• _AIM OF THE TASK_
For each line in the records that contains "value", make a copy.

[Page and application data records]
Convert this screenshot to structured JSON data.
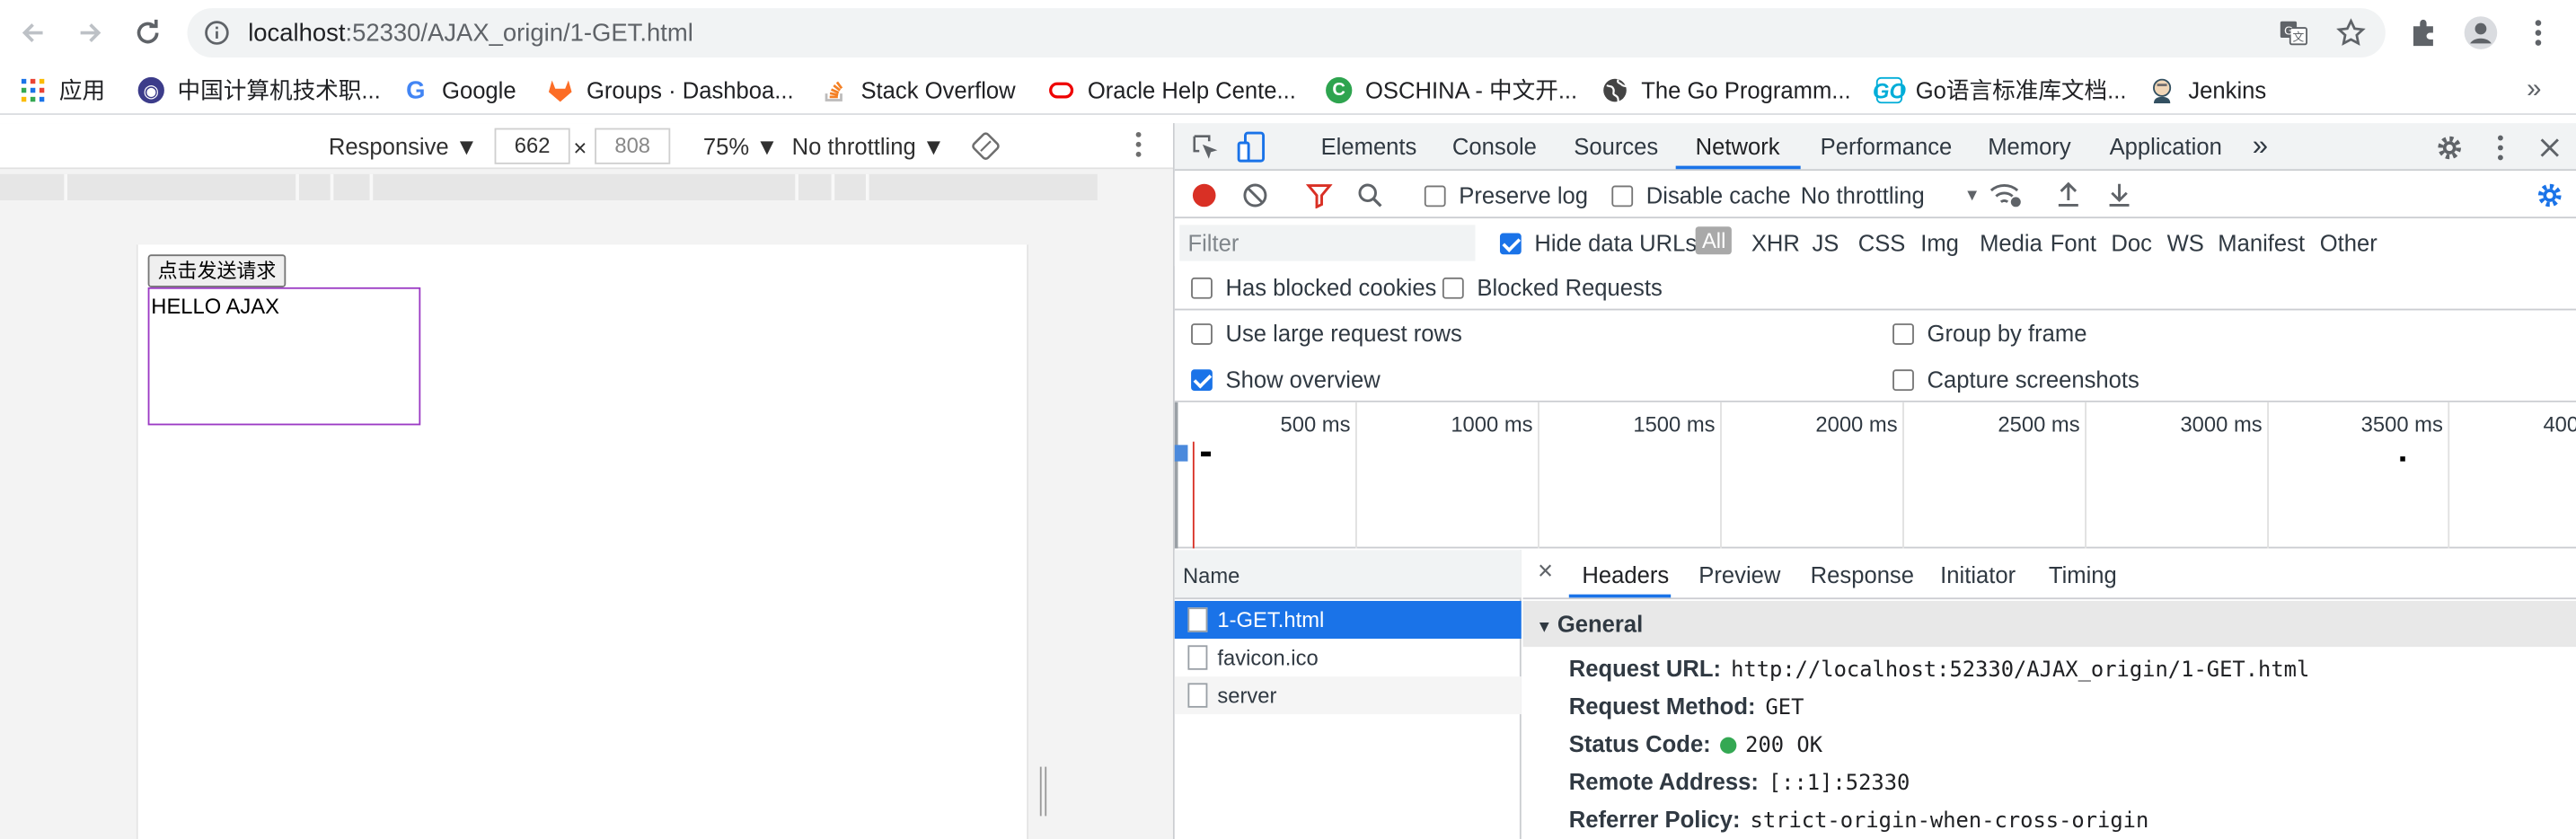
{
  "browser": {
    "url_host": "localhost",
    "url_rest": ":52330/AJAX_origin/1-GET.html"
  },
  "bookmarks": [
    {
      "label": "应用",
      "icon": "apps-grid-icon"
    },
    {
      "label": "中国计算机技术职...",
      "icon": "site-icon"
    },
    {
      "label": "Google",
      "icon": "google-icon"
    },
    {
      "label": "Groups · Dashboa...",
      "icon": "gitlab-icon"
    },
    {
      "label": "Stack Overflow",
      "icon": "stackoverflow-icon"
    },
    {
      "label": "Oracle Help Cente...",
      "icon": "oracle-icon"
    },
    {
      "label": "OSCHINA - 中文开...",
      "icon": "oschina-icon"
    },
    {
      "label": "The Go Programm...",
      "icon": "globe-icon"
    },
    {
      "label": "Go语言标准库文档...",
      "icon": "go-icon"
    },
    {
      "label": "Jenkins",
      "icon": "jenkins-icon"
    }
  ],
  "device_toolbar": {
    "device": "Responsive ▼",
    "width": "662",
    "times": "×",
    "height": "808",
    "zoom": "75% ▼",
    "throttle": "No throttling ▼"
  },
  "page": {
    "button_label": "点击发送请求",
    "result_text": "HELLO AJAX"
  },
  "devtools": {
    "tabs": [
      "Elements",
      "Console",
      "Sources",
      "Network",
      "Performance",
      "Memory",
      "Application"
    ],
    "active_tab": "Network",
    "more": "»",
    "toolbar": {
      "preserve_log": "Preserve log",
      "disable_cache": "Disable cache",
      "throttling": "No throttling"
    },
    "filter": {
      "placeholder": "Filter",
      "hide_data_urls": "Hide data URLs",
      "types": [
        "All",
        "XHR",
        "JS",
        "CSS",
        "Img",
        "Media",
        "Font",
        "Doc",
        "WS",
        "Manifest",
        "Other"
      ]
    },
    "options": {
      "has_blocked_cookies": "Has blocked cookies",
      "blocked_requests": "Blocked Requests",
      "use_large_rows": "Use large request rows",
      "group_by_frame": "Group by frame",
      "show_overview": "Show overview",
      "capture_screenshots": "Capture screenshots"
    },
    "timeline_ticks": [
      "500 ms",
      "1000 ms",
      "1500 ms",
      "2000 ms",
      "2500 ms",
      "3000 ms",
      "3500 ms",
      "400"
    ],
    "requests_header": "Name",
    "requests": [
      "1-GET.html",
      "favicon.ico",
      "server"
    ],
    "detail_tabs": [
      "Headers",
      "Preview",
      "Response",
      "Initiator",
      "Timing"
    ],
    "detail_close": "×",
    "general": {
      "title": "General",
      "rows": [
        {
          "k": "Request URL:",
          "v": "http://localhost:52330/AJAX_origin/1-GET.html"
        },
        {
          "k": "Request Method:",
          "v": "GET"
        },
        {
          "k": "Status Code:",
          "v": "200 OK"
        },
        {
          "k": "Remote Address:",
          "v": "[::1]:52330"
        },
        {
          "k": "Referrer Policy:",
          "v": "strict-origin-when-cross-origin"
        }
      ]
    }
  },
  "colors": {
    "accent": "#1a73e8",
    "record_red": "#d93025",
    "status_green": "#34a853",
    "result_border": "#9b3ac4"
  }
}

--

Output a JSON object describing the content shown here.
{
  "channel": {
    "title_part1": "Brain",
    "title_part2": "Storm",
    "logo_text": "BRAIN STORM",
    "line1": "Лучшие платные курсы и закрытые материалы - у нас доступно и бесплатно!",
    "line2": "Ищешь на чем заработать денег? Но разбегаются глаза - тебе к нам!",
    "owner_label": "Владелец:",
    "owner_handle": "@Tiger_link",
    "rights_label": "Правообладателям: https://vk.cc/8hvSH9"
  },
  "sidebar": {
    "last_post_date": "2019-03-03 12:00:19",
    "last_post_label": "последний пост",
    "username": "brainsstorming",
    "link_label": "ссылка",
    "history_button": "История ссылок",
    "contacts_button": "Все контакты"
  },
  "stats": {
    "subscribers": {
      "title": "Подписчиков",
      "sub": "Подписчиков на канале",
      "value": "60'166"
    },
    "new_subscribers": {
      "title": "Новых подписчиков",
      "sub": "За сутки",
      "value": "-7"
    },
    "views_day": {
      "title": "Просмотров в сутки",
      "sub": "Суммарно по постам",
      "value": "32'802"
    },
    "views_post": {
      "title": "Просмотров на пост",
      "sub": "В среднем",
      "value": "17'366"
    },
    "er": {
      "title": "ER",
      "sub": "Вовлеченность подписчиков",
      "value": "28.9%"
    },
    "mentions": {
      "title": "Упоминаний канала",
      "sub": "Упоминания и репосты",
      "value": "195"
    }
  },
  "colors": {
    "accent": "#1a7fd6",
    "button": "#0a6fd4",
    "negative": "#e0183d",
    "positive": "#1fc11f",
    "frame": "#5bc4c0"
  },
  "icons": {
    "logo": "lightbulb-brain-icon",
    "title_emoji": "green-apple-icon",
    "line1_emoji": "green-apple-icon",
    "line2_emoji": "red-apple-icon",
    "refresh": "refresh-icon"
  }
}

• _ANSWER SECTION_
      "value": "60'166"
      "value": "-7"
      "value": "32'802"
      "value": "17'366"
      "value": "28.9%"
      "value": "195"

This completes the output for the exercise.